_MATERIAL FOR THIS EXERCISE_.
- - -

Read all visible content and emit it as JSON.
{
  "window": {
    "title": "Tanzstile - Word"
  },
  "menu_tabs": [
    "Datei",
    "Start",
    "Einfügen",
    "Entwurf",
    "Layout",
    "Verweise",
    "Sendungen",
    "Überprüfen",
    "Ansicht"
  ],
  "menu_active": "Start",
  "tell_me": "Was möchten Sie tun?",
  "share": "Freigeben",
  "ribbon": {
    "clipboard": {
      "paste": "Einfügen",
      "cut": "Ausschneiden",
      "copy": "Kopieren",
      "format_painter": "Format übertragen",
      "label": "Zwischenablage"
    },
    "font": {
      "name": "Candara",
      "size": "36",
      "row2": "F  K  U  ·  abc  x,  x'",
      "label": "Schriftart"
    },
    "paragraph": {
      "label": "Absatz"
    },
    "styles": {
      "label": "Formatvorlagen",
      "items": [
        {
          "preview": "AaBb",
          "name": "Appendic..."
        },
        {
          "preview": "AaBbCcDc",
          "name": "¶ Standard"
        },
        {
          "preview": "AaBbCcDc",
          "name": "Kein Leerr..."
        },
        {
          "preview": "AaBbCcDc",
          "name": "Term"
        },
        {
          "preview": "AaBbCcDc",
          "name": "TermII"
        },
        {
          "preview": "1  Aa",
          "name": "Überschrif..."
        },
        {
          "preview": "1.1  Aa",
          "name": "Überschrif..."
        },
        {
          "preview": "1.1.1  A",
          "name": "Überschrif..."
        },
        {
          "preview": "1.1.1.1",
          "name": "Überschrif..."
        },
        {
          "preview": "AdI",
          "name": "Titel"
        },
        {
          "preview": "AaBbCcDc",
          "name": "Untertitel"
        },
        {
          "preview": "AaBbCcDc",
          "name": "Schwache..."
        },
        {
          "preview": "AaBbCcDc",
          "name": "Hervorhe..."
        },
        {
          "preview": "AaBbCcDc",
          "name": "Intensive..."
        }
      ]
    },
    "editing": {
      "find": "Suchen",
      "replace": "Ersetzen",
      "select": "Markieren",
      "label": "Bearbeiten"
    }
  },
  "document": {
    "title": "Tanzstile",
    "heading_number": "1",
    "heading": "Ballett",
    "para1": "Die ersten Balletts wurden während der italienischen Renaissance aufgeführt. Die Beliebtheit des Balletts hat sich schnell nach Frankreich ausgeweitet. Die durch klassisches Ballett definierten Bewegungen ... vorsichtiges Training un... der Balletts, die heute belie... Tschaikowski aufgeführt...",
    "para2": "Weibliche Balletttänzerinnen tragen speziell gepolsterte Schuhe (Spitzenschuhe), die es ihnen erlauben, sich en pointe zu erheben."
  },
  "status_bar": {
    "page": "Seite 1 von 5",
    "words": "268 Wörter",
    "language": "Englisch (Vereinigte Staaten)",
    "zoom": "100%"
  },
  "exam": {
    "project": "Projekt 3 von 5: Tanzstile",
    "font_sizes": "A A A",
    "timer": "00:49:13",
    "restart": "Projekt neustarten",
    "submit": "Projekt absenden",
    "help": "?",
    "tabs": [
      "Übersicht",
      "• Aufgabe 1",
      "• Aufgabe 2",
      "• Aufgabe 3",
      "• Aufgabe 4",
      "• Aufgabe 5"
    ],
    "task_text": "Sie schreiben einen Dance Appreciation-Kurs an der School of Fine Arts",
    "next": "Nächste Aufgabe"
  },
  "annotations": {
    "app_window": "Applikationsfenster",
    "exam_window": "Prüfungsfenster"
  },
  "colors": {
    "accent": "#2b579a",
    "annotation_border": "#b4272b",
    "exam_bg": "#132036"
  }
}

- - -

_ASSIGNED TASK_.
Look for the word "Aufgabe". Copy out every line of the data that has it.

_ANSWER BOX_.
      "• Aufgabe 1",
      "• Aufgabe 2",
      "• Aufgabe 3",
      "• Aufgabe 4",
      "• Aufgabe 5"
    "next": "Nächste Aufgabe"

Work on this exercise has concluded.